These kinds of (merely) pleasing music, however, begin to show their weakness when you want to either ignore or pay closer attention to them. Quite often, they are in a sense too thrusting to be ignored, and simultaneously too coarse or lacking in textures and structure to be attentively listened to.
BlueMars/CryoSleep programming rarely, if ever, included these ready-made, self-assuring pieces of "ambient music". Long after its having gone off the air due to the stupid and greedy (for the music industries, and just simply sad and disheartening for us listeners and music lovers) fuss over the intellectual properties rights and webcast "airplay" fee charging, I now realise that BlueMars/CryoSleep was such a special enterprise. I miss it so much.
[Translation completed and posted on the 5th of August, 2004. The original article in Japanese with the same title was posted on the 26th of January, 2004, under the category: music.]
[English Articles Index of this site is here.]
[Added: the 5th of August, 2004] Please refer to the top of this page for an update as to the current state of the station BlueMars/CryoSleep. It is very much alive!
Here is the official site of BlueMars/CryoSleep.
The unofficial (but not officially unrecognised?), definitive resource on the web about Brian Eno is enoweb.
A profile of Harold Budd @ iceberg.com.
[Added: the 5th of August, 2004] When I published the original Japanese article on my previous website (it's still located here) in late January 2004, I had the "lonely astronaut" BlueMars logo image from the station's official website accompany it, without any permission from either lone (the "station master") or (then unknown to me) the site designer and artist splif.
In early June this year, when lone kindly let us know via an announcement e-mail that he would resume streaming, I was so glad to hear the good news, and then I realised that as I had expected virtually no comeback of the station, I had not sent the request to ask permission to carry the station logo image in my article, which I should have done long time ago. Belated much too much, but I did write to both of these two gentlemen and they promptly granted me the permission. I thank you, lone and splif, for your courtesy and your excellent work on BlueMars streamings and its official website.

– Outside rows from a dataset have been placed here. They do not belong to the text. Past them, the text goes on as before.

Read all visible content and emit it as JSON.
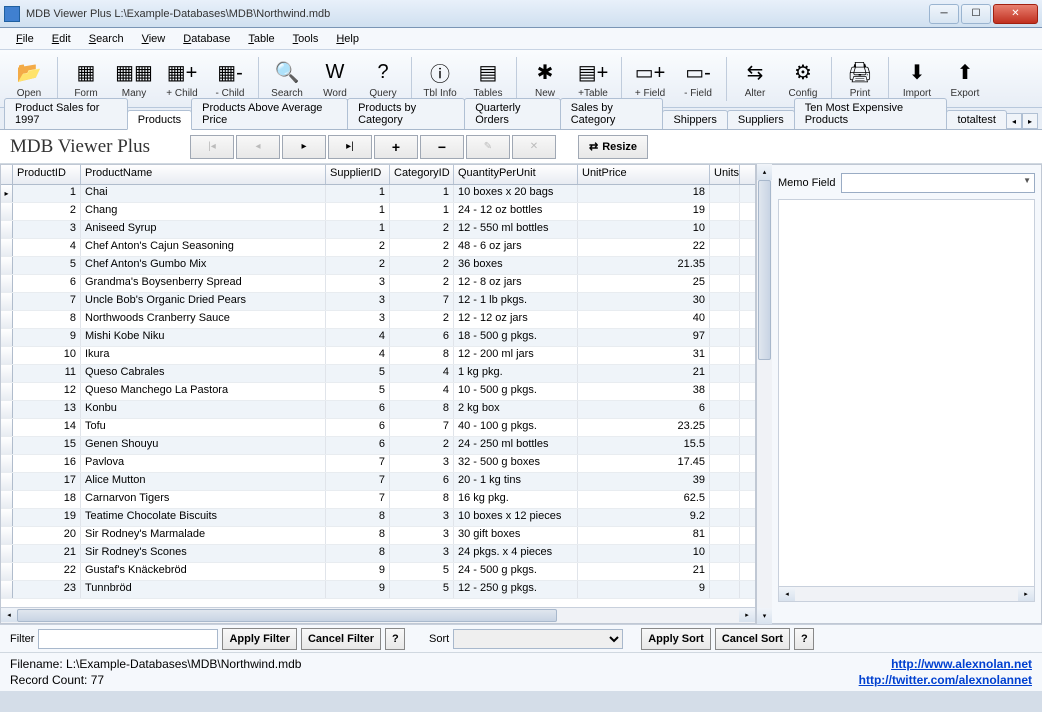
{
  "window": {
    "title": "MDB Viewer Plus L:\\Example-Databases\\MDB\\Northwind.mdb"
  },
  "menus": [
    "File",
    "Edit",
    "Search",
    "View",
    "Database",
    "Table",
    "Tools",
    "Help"
  ],
  "toolbar": [
    {
      "label": "Open"
    },
    {
      "label": "Form"
    },
    {
      "label": "Many"
    },
    {
      "label": "+ Child"
    },
    {
      "label": "- Child"
    },
    {
      "label": "Search"
    },
    {
      "label": "Word"
    },
    {
      "label": "Query"
    },
    {
      "label": "Tbl Info"
    },
    {
      "label": "Tables"
    },
    {
      "label": "New"
    },
    {
      "label": "+Table"
    },
    {
      "label": "+ Field"
    },
    {
      "label": "- Field"
    },
    {
      "label": "Alter"
    },
    {
      "label": "Config"
    },
    {
      "label": "Print"
    },
    {
      "label": "Import"
    },
    {
      "label": "Export"
    }
  ],
  "tabs": [
    "Product Sales for 1997",
    "Products",
    "Products Above Average Price",
    "Products by Category",
    "Quarterly Orders",
    "Sales by Category",
    "Shippers",
    "Suppliers",
    "Ten Most Expensive Products",
    "totaltest"
  ],
  "active_tab": 1,
  "page_title": "MDB Viewer Plus",
  "resize_label": "Resize",
  "columns": [
    "ProductID",
    "ProductName",
    "SupplierID",
    "CategoryID",
    "QuantityPerUnit",
    "UnitPrice",
    "UnitsI"
  ],
  "rows": [
    {
      "pid": 1,
      "name": "Chai",
      "sid": 1,
      "cid": 1,
      "qpu": "10 boxes x 20 bags",
      "up": "18"
    },
    {
      "pid": 2,
      "name": "Chang",
      "sid": 1,
      "cid": 1,
      "qpu": "24 - 12 oz bottles",
      "up": "19"
    },
    {
      "pid": 3,
      "name": "Aniseed Syrup",
      "sid": 1,
      "cid": 2,
      "qpu": "12 - 550 ml bottles",
      "up": "10"
    },
    {
      "pid": 4,
      "name": "Chef Anton's Cajun Seasoning",
      "sid": 2,
      "cid": 2,
      "qpu": "48 - 6 oz jars",
      "up": "22"
    },
    {
      "pid": 5,
      "name": "Chef Anton's Gumbo Mix",
      "sid": 2,
      "cid": 2,
      "qpu": "36 boxes",
      "up": "21.35"
    },
    {
      "pid": 6,
      "name": "Grandma's Boysenberry Spread",
      "sid": 3,
      "cid": 2,
      "qpu": "12 - 8 oz jars",
      "up": "25"
    },
    {
      "pid": 7,
      "name": "Uncle Bob's Organic Dried Pears",
      "sid": 3,
      "cid": 7,
      "qpu": "12 - 1 lb pkgs.",
      "up": "30"
    },
    {
      "pid": 8,
      "name": "Northwoods Cranberry Sauce",
      "sid": 3,
      "cid": 2,
      "qpu": "12 - 12 oz jars",
      "up": "40"
    },
    {
      "pid": 9,
      "name": "Mishi Kobe Niku",
      "sid": 4,
      "cid": 6,
      "qpu": "18 - 500 g pkgs.",
      "up": "97"
    },
    {
      "pid": 10,
      "name": "Ikura",
      "sid": 4,
      "cid": 8,
      "qpu": "12 - 200 ml jars",
      "up": "31"
    },
    {
      "pid": 11,
      "name": "Queso Cabrales",
      "sid": 5,
      "cid": 4,
      "qpu": "1 kg pkg.",
      "up": "21"
    },
    {
      "pid": 12,
      "name": "Queso Manchego La Pastora",
      "sid": 5,
      "cid": 4,
      "qpu": "10 - 500 g pkgs.",
      "up": "38"
    },
    {
      "pid": 13,
      "name": "Konbu",
      "sid": 6,
      "cid": 8,
      "qpu": "2 kg box",
      "up": "6"
    },
    {
      "pid": 14,
      "name": "Tofu",
      "sid": 6,
      "cid": 7,
      "qpu": "40 - 100 g pkgs.",
      "up": "23.25"
    },
    {
      "pid": 15,
      "name": "Genen Shouyu",
      "sid": 6,
      "cid": 2,
      "qpu": "24 - 250 ml bottles",
      "up": "15.5"
    },
    {
      "pid": 16,
      "name": "Pavlova",
      "sid": 7,
      "cid": 3,
      "qpu": "32 - 500 g boxes",
      "up": "17.45"
    },
    {
      "pid": 17,
      "name": "Alice Mutton",
      "sid": 7,
      "cid": 6,
      "qpu": "20 - 1 kg tins",
      "up": "39"
    },
    {
      "pid": 18,
      "name": "Carnarvon Tigers",
      "sid": 7,
      "cid": 8,
      "qpu": "16 kg pkg.",
      "up": "62.5"
    },
    {
      "pid": 19,
      "name": "Teatime Chocolate Biscuits",
      "sid": 8,
      "cid": 3,
      "qpu": "10 boxes x 12 pieces",
      "up": "9.2"
    },
    {
      "pid": 20,
      "name": "Sir Rodney's Marmalade",
      "sid": 8,
      "cid": 3,
      "qpu": "30 gift boxes",
      "up": "81"
    },
    {
      "pid": 21,
      "name": "Sir Rodney's Scones",
      "sid": 8,
      "cid": 3,
      "qpu": "24 pkgs. x 4 pieces",
      "up": "10"
    },
    {
      "pid": 22,
      "name": "Gustaf's Knäckebröd",
      "sid": 9,
      "cid": 5,
      "qpu": "24 - 500 g pkgs.",
      "up": "21"
    },
    {
      "pid": 23,
      "name": "Tunnbröd",
      "sid": 9,
      "cid": 5,
      "qpu": "12 - 250 g pkgs.",
      "up": "9"
    }
  ],
  "memo_label": "Memo Field",
  "filter": {
    "label": "Filter",
    "apply": "Apply Filter",
    "cancel": "Cancel Filter",
    "help": "?"
  },
  "sort": {
    "label": "Sort",
    "apply": "Apply Sort",
    "cancel": "Cancel Sort",
    "help": "?"
  },
  "status": {
    "filename": "Filename: L:\\Example-Databases\\MDB\\Northwind.mdb",
    "count": "Record Count:  77",
    "link1": "http://www.alexnolan.net",
    "link2": "http://twitter.com/alexnolannet"
  }
}
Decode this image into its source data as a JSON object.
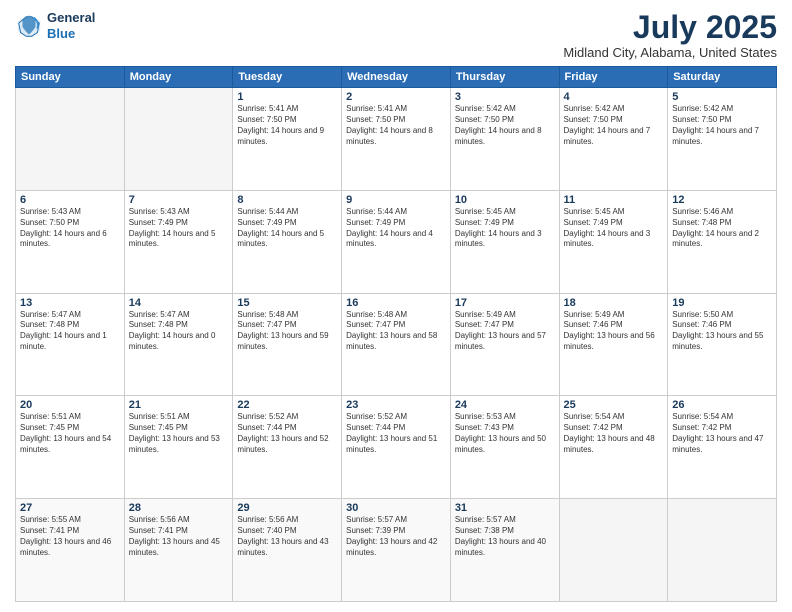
{
  "header": {
    "logo_line1": "General",
    "logo_line2": "Blue",
    "month_title": "July 2025",
    "location": "Midland City, Alabama, United States"
  },
  "days_of_week": [
    "Sunday",
    "Monday",
    "Tuesday",
    "Wednesday",
    "Thursday",
    "Friday",
    "Saturday"
  ],
  "weeks": [
    [
      {
        "day": "",
        "info": ""
      },
      {
        "day": "",
        "info": ""
      },
      {
        "day": "1",
        "info": "Sunrise: 5:41 AM\nSunset: 7:50 PM\nDaylight: 14 hours and 9 minutes."
      },
      {
        "day": "2",
        "info": "Sunrise: 5:41 AM\nSunset: 7:50 PM\nDaylight: 14 hours and 8 minutes."
      },
      {
        "day": "3",
        "info": "Sunrise: 5:42 AM\nSunset: 7:50 PM\nDaylight: 14 hours and 8 minutes."
      },
      {
        "day": "4",
        "info": "Sunrise: 5:42 AM\nSunset: 7:50 PM\nDaylight: 14 hours and 7 minutes."
      },
      {
        "day": "5",
        "info": "Sunrise: 5:42 AM\nSunset: 7:50 PM\nDaylight: 14 hours and 7 minutes."
      }
    ],
    [
      {
        "day": "6",
        "info": "Sunrise: 5:43 AM\nSunset: 7:50 PM\nDaylight: 14 hours and 6 minutes."
      },
      {
        "day": "7",
        "info": "Sunrise: 5:43 AM\nSunset: 7:49 PM\nDaylight: 14 hours and 5 minutes."
      },
      {
        "day": "8",
        "info": "Sunrise: 5:44 AM\nSunset: 7:49 PM\nDaylight: 14 hours and 5 minutes."
      },
      {
        "day": "9",
        "info": "Sunrise: 5:44 AM\nSunset: 7:49 PM\nDaylight: 14 hours and 4 minutes."
      },
      {
        "day": "10",
        "info": "Sunrise: 5:45 AM\nSunset: 7:49 PM\nDaylight: 14 hours and 3 minutes."
      },
      {
        "day": "11",
        "info": "Sunrise: 5:45 AM\nSunset: 7:49 PM\nDaylight: 14 hours and 3 minutes."
      },
      {
        "day": "12",
        "info": "Sunrise: 5:46 AM\nSunset: 7:48 PM\nDaylight: 14 hours and 2 minutes."
      }
    ],
    [
      {
        "day": "13",
        "info": "Sunrise: 5:47 AM\nSunset: 7:48 PM\nDaylight: 14 hours and 1 minute."
      },
      {
        "day": "14",
        "info": "Sunrise: 5:47 AM\nSunset: 7:48 PM\nDaylight: 14 hours and 0 minutes."
      },
      {
        "day": "15",
        "info": "Sunrise: 5:48 AM\nSunset: 7:47 PM\nDaylight: 13 hours and 59 minutes."
      },
      {
        "day": "16",
        "info": "Sunrise: 5:48 AM\nSunset: 7:47 PM\nDaylight: 13 hours and 58 minutes."
      },
      {
        "day": "17",
        "info": "Sunrise: 5:49 AM\nSunset: 7:47 PM\nDaylight: 13 hours and 57 minutes."
      },
      {
        "day": "18",
        "info": "Sunrise: 5:49 AM\nSunset: 7:46 PM\nDaylight: 13 hours and 56 minutes."
      },
      {
        "day": "19",
        "info": "Sunrise: 5:50 AM\nSunset: 7:46 PM\nDaylight: 13 hours and 55 minutes."
      }
    ],
    [
      {
        "day": "20",
        "info": "Sunrise: 5:51 AM\nSunset: 7:45 PM\nDaylight: 13 hours and 54 minutes."
      },
      {
        "day": "21",
        "info": "Sunrise: 5:51 AM\nSunset: 7:45 PM\nDaylight: 13 hours and 53 minutes."
      },
      {
        "day": "22",
        "info": "Sunrise: 5:52 AM\nSunset: 7:44 PM\nDaylight: 13 hours and 52 minutes."
      },
      {
        "day": "23",
        "info": "Sunrise: 5:52 AM\nSunset: 7:44 PM\nDaylight: 13 hours and 51 minutes."
      },
      {
        "day": "24",
        "info": "Sunrise: 5:53 AM\nSunset: 7:43 PM\nDaylight: 13 hours and 50 minutes."
      },
      {
        "day": "25",
        "info": "Sunrise: 5:54 AM\nSunset: 7:42 PM\nDaylight: 13 hours and 48 minutes."
      },
      {
        "day": "26",
        "info": "Sunrise: 5:54 AM\nSunset: 7:42 PM\nDaylight: 13 hours and 47 minutes."
      }
    ],
    [
      {
        "day": "27",
        "info": "Sunrise: 5:55 AM\nSunset: 7:41 PM\nDaylight: 13 hours and 46 minutes."
      },
      {
        "day": "28",
        "info": "Sunrise: 5:56 AM\nSunset: 7:41 PM\nDaylight: 13 hours and 45 minutes."
      },
      {
        "day": "29",
        "info": "Sunrise: 5:56 AM\nSunset: 7:40 PM\nDaylight: 13 hours and 43 minutes."
      },
      {
        "day": "30",
        "info": "Sunrise: 5:57 AM\nSunset: 7:39 PM\nDaylight: 13 hours and 42 minutes."
      },
      {
        "day": "31",
        "info": "Sunrise: 5:57 AM\nSunset: 7:38 PM\nDaylight: 13 hours and 40 minutes."
      },
      {
        "day": "",
        "info": ""
      },
      {
        "day": "",
        "info": ""
      }
    ]
  ]
}
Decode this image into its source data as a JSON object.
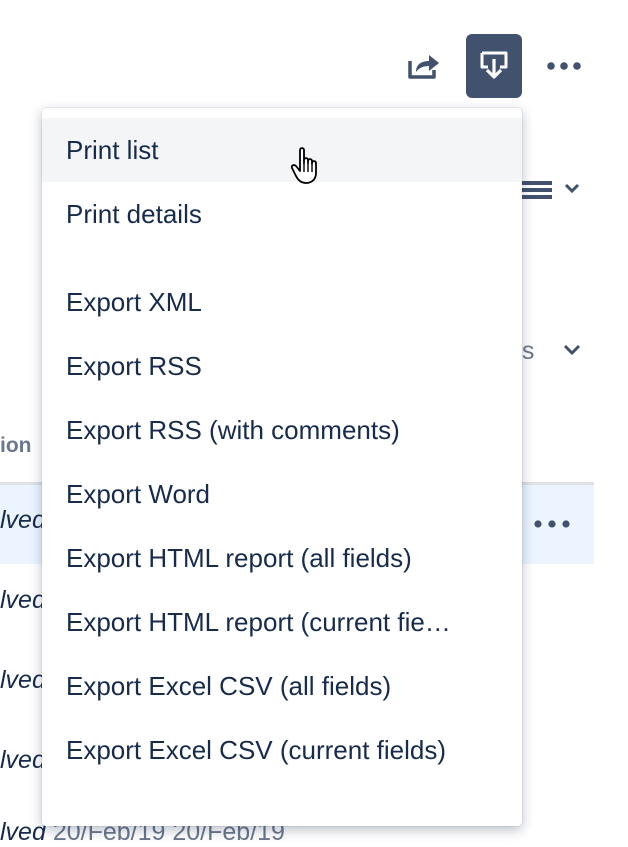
{
  "toolbar": {
    "share_icon": "share-icon",
    "export_icon": "export-download-icon",
    "more_icon": "more-dots-icon",
    "export_bg": "#42526e"
  },
  "background": {
    "view_icon": "list-view-icon",
    "columns_label": "ns",
    "header_label": "ion",
    "rows": [
      "lved",
      "lved",
      "lved",
      "lved"
    ],
    "last_row_status": "lved",
    "last_row_dates": "20/Feb/19   20/Feb/19"
  },
  "menu": {
    "group1": [
      {
        "label": "Print list"
      },
      {
        "label": "Print details"
      }
    ],
    "group2": [
      {
        "label": "Export XML"
      },
      {
        "label": "Export RSS"
      },
      {
        "label": "Export RSS (with comments)"
      },
      {
        "label": "Export Word"
      },
      {
        "label": "Export HTML report (all fields)"
      },
      {
        "label": "Export HTML report (current fie…"
      },
      {
        "label": "Export Excel CSV (all fields)"
      },
      {
        "label": "Export Excel CSV (current fields)"
      }
    ],
    "hover_bg": "#f4f5f7"
  }
}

The official website has gone under a complete renewal in mid July 2004. And do not forget to visit splif's cool website, Bwoup.com.